Zion Smith – MERIT Health Leadership
Smith, a 17-year-old resident of Baltimore, MD, serves as the student president of MERIT Health Leadership Academy, which focuses on empowering hundreds of young Baltimore people to becoming community health change agents. Determined to transform her community, Smith has worked with Parks and People Foundation to create green spaces in her community. Her efforts have enabled her to bring equitable food access to families in Baltimore, through the creation of youth-led community gardens, which have been built in abandoned spaces. This year, she is continuing her mission to bring “whole foods” to impoverished communities by partnering with The Greener Garden in Baltimore City. Through continuing her education and community work, Smith hopes to impact her community through gardening, education and health advocacy.
Jake Turner – Court Appointed Special Advocates (CASA)
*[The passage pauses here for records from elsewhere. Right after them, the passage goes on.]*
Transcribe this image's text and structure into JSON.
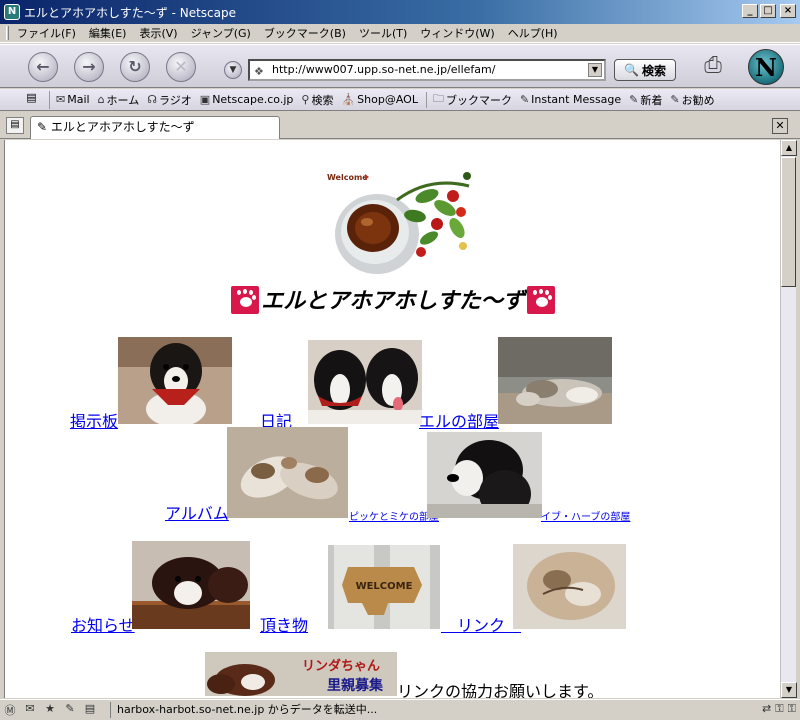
{
  "window": {
    "title": "エルとアホアホしすた～ず - Netscape",
    "app_icon": "N"
  },
  "menu": {
    "items": [
      "ファイル(F)",
      "編集(E)",
      "表示(V)",
      "ジャンプ(G)",
      "ブックマーク(B)",
      "ツール(T)",
      "ウィンドウ(W)",
      "ヘルプ(H)"
    ]
  },
  "navbar": {
    "back_icon": "back-arrow-icon",
    "forward_icon": "forward-arrow-icon",
    "reload_icon": "reload-icon",
    "stop_icon": "stop-icon",
    "url": "http://www007.upp.so-net.ne.jp/ellefam/",
    "search_label": "検索",
    "logo_letter": "N"
  },
  "personal_toolbar": {
    "items": [
      {
        "icon": "mail-icon",
        "label": "Mail"
      },
      {
        "icon": "home-icon",
        "label": "ホーム"
      },
      {
        "icon": "radio-icon",
        "label": "ラジオ"
      },
      {
        "icon": "my-netscape-icon",
        "label": "Netscape.co.jp"
      },
      {
        "icon": "search-icon",
        "label": "検索"
      },
      {
        "icon": "shop-icon",
        "label": "Shop@AOL"
      },
      {
        "icon": "bookmark-icon",
        "label": "ブックマーク"
      },
      {
        "icon": "bookmark-icon",
        "label": "Instant Message"
      },
      {
        "icon": "bookmark-icon",
        "label": "新着"
      },
      {
        "icon": "bookmark-icon",
        "label": "お勧め"
      }
    ]
  },
  "tab": {
    "label": "エルとアホアホしすた～ず"
  },
  "page": {
    "welcome_text": "Welcome",
    "title": "エルとアホアホしすた～ず",
    "links": {
      "bbs": "掲示板",
      "diary": "　日記　",
      "elle_room": "エルの部屋",
      "album": "アルバム",
      "pikke_mike": "ピッケとミケの部屋",
      "ibu_herb": "イブ・ハーブの部屋",
      "news": "お知らせ",
      "gifts": "頂き物",
      "link": "　リンク　"
    },
    "banner_text_1": "リンダちゃん",
    "banner_text_2": "里親募集",
    "welcome_sign": "WELCOME",
    "link_request": "リンクの協力お願いします。"
  },
  "statusbar": {
    "text": "harbox-harbot.so-net.ne.jp からデータを転送中..."
  },
  "colors": {
    "link": "#0000ee",
    "title_bar": "#0a246a",
    "paw_red": "#d8174a"
  }
}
Turner, an 18-year-old resident of Phoenix, MD, is the founder of the CASA Club at Hereford High School. Starting the club as a freshman, Turner, now in his senior year, saw how many of his classmates struggled to get to school. Many students at Hereford High School reside in group or foster homes and move frequently, thus uprooting them from friends and family. Seeing the need for stability, Turner believed CASA could be the one constant in their lives. Working with CASA of Baltimore County, Turner founded the club with the goal to raise funds and awareness of the challenges of being in “care.” He raised thousands of dollars in the four years since the club’s inception and has impacted not only students, but also their families and the surrounding communities. Several schools, including Bryn Mawr and Towson High School, have followed Turner’s lead and developed similar clubs. Turner’s vision has led to sponsoring dress down days, holiday gift distributions and the cleaning and stocking of the children’s play room at the courthouse. Turner’s hope is that one day all children will find stable and loving homes.